== Segment start ==

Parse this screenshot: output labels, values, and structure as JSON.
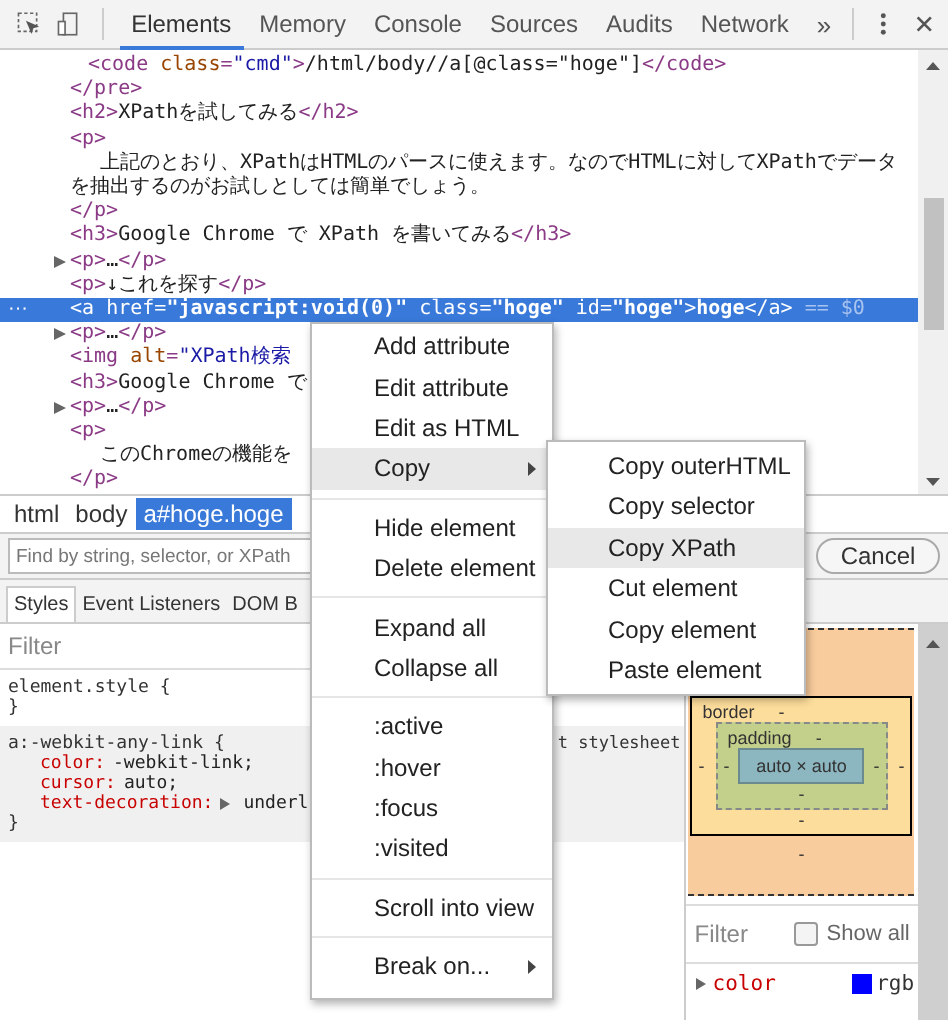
{
  "toolbar": {
    "tabs": [
      {
        "label": "Elements",
        "selected": true
      },
      {
        "label": "Memory",
        "selected": false
      },
      {
        "label": "Console",
        "selected": false
      },
      {
        "label": "Sources",
        "selected": false
      },
      {
        "label": "Audits",
        "selected": false
      },
      {
        "label": "Network",
        "selected": false
      }
    ],
    "overflow": "»"
  },
  "dom_tree": {
    "lines": [
      {
        "kind": "child",
        "expandable": false,
        "selected": false,
        "parts": [
          {
            "kind": "tag",
            "t": "<code "
          },
          {
            "kind": "attr",
            "t": "class"
          },
          {
            "kind": "tag",
            "t": "="
          },
          {
            "kind": "value",
            "t": "\"cmd\""
          },
          {
            "kind": "tag",
            "t": ">"
          },
          {
            "kind": "text",
            "t": "/html/body//a[@class=\"hoge\"]"
          },
          {
            "kind": "tag",
            "t": "</code>"
          }
        ]
      },
      {
        "kind": "tag",
        "expandable": false,
        "selected": false,
        "parts": [
          {
            "kind": "tag",
            "t": "</pre>"
          }
        ]
      },
      {
        "kind": "tag",
        "expandable": false,
        "selected": false,
        "parts": [
          {
            "kind": "tag",
            "t": "<h2>"
          },
          {
            "kind": "text",
            "t": "XPathを試してみる"
          },
          {
            "kind": "tag",
            "t": "</h2>"
          }
        ]
      },
      {
        "kind": "tag",
        "expandable": false,
        "selected": false,
        "parts": [
          {
            "kind": "tag",
            "t": "<p>"
          }
        ]
      },
      {
        "kind": "text",
        "expandable": false,
        "selected": false,
        "parts": [
          {
            "kind": "text",
            "t": "上記のとおり、XPathはHTMLのパースに使えます。なのでHTMLに対してXPathでデータ"
          }
        ]
      },
      {
        "kind": "wrap",
        "expandable": false,
        "selected": false,
        "parts": [
          {
            "kind": "text",
            "t": "を抽出するのがお試しとしては簡単でしょう。"
          }
        ]
      },
      {
        "kind": "tag",
        "expandable": false,
        "selected": false,
        "parts": [
          {
            "kind": "tag",
            "t": "</p>"
          }
        ]
      },
      {
        "kind": "tag",
        "expandable": false,
        "selected": false,
        "parts": [
          {
            "kind": "tag",
            "t": "<h3>"
          },
          {
            "kind": "text",
            "t": "Google Chrome で XPath を書いてみる"
          },
          {
            "kind": "tag",
            "t": "</h3>"
          }
        ]
      },
      {
        "kind": "tag",
        "expandable": true,
        "selected": false,
        "parts": [
          {
            "kind": "tag",
            "t": "<p>"
          },
          {
            "kind": "text",
            "t": "…"
          },
          {
            "kind": "tag",
            "t": "</p>"
          }
        ]
      },
      {
        "kind": "tag",
        "expandable": false,
        "selected": false,
        "parts": [
          {
            "kind": "tag",
            "t": "<p>"
          },
          {
            "kind": "text",
            "t": "↓これを探す"
          },
          {
            "kind": "tag",
            "t": "</p>"
          }
        ]
      },
      {
        "kind": "tag",
        "expandable": false,
        "selected": true,
        "gutter": "···",
        "parts": [
          {
            "kind": "tag",
            "t": "<a "
          },
          {
            "kind": "attr",
            "t": "href"
          },
          {
            "kind": "tag",
            "t": "="
          },
          {
            "kind": "value",
            "t": "\"javascript:void(0)\""
          },
          {
            "kind": "attr",
            "t": " class"
          },
          {
            "kind": "tag",
            "t": "="
          },
          {
            "kind": "value",
            "t": "\"hoge\""
          },
          {
            "kind": "attr",
            "t": " id"
          },
          {
            "kind": "tag",
            "t": "="
          },
          {
            "kind": "value",
            "t": "\"hoge\""
          },
          {
            "kind": "tag",
            "t": ">"
          },
          {
            "kind": "text",
            "t": "hoge"
          },
          {
            "kind": "tag",
            "t": "</a>"
          },
          {
            "kind": "marker",
            "t": " == $0"
          }
        ]
      },
      {
        "kind": "tag",
        "expandable": true,
        "selected": false,
        "parts": [
          {
            "kind": "tag",
            "t": "<p>"
          },
          {
            "kind": "text",
            "t": "…"
          },
          {
            "kind": "tag",
            "t": "</p>"
          }
        ]
      },
      {
        "kind": "tag",
        "expandable": false,
        "selected": false,
        "parts": [
          {
            "kind": "tag",
            "t": "<img "
          },
          {
            "kind": "attr",
            "t": "alt"
          },
          {
            "kind": "tag",
            "t": "="
          },
          {
            "kind": "value",
            "t": "\"XPath検索"
          }
        ]
      },
      {
        "kind": "tag",
        "expandable": false,
        "selected": false,
        "parts": [
          {
            "kind": "tag",
            "t": "<h3>"
          },
          {
            "kind": "text",
            "t": "Google Chrome で"
          }
        ]
      },
      {
        "kind": "tag",
        "expandable": true,
        "selected": false,
        "parts": [
          {
            "kind": "tag",
            "t": "<p>"
          },
          {
            "kind": "text",
            "t": "…"
          },
          {
            "kind": "tag",
            "t": "</p>"
          }
        ]
      },
      {
        "kind": "tag",
        "expandable": false,
        "selected": false,
        "parts": [
          {
            "kind": "tag",
            "t": "<p>"
          }
        ]
      },
      {
        "kind": "text",
        "expandable": false,
        "selected": false,
        "parts": [
          {
            "kind": "text",
            "t": "このChromeの機能を"
          }
        ]
      },
      {
        "kind": "tag",
        "expandable": false,
        "selected": false,
        "parts": [
          {
            "kind": "tag",
            "t": "</p>"
          }
        ]
      }
    ]
  },
  "breadcrumbs": [
    {
      "label": "html",
      "selected": false
    },
    {
      "label": "body",
      "selected": false
    },
    {
      "label": "a#hoge.hoge",
      "selected": true
    }
  ],
  "search": {
    "placeholder": "Find by string, selector, or XPath",
    "cancel": "Cancel"
  },
  "styles_tabs": [
    {
      "label": "Styles",
      "selected": true
    },
    {
      "label": "Event Listeners",
      "selected": false
    },
    {
      "label": "DOM B",
      "selected": false
    }
  ],
  "styles": {
    "filter_placeholder": "Filter",
    "rules": [
      {
        "selector": "element.style {",
        "shaded": false,
        "close": "}"
      },
      {
        "selector": "a:-webkit-any-link {",
        "source": "t stylesheet",
        "shaded": true,
        "declarations": [
          {
            "name": "color:",
            "value": "-webkit-link;",
            "expandable": false
          },
          {
            "name": "cursor:",
            "value": "auto;",
            "expandable": false
          },
          {
            "name": "text-decoration:",
            "value": "underl",
            "expandable": true
          }
        ],
        "close": "}"
      }
    ]
  },
  "box_model": {
    "border_label": "border",
    "border_top": "-",
    "padding_label": "padding",
    "padding_top": "-",
    "border_left": "-",
    "padding_left": "-",
    "content": "auto × auto",
    "padding_right": "-",
    "border_right": "-",
    "padding_bottom": "-",
    "border_bottom": "-",
    "margin_bottom": "-"
  },
  "computed": {
    "filter_placeholder": "Filter",
    "show_all": {
      "label": "Show all",
      "checked": false
    },
    "properties": [
      {
        "name": "color",
        "value": "rgb",
        "color": "#0000ff"
      }
    ]
  },
  "context_menu": {
    "groups": [
      [
        {
          "label": "Add attribute",
          "selected": false,
          "submenu": false
        },
        {
          "label": "Edit attribute",
          "selected": false,
          "submenu": false
        },
        {
          "label": "Edit as HTML",
          "selected": false,
          "submenu": false
        },
        {
          "label": "Copy",
          "selected": true,
          "submenu": true
        }
      ],
      [
        {
          "label": "Hide element",
          "selected": false,
          "submenu": false
        },
        {
          "label": "Delete element",
          "selected": false,
          "submenu": false
        }
      ],
      [
        {
          "label": "Expand all",
          "selected": false,
          "submenu": false
        },
        {
          "label": "Collapse all",
          "selected": false,
          "submenu": false
        }
      ],
      [
        {
          "label": ":active",
          "selected": false,
          "submenu": false
        },
        {
          "label": ":hover",
          "selected": false,
          "submenu": false
        },
        {
          "label": ":focus",
          "selected": false,
          "submenu": false
        },
        {
          "label": ":visited",
          "selected": false,
          "submenu": false
        }
      ],
      [
        {
          "label": "Scroll into view",
          "selected": false,
          "submenu": false
        }
      ],
      [
        {
          "label": "Break on...",
          "selected": false,
          "submenu": true
        }
      ]
    ]
  },
  "copy_submenu": {
    "items": [
      {
        "label": "Copy outerHTML",
        "selected": false
      },
      {
        "label": "Copy selector",
        "selected": false
      },
      {
        "label": "Copy XPath",
        "selected": true
      },
      {
        "label": "Cut element",
        "selected": false
      },
      {
        "label": "Copy element",
        "selected": false
      },
      {
        "label": "Paste element",
        "selected": false
      }
    ]
  }
}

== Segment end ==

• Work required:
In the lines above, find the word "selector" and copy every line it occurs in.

• Response to this exercise:
    "placeholder": "Find by string, selector, or XPath",
        "selector": "element.style {",
        "selector": "a:-webkit-any-link {",
        "label": "Copy selector",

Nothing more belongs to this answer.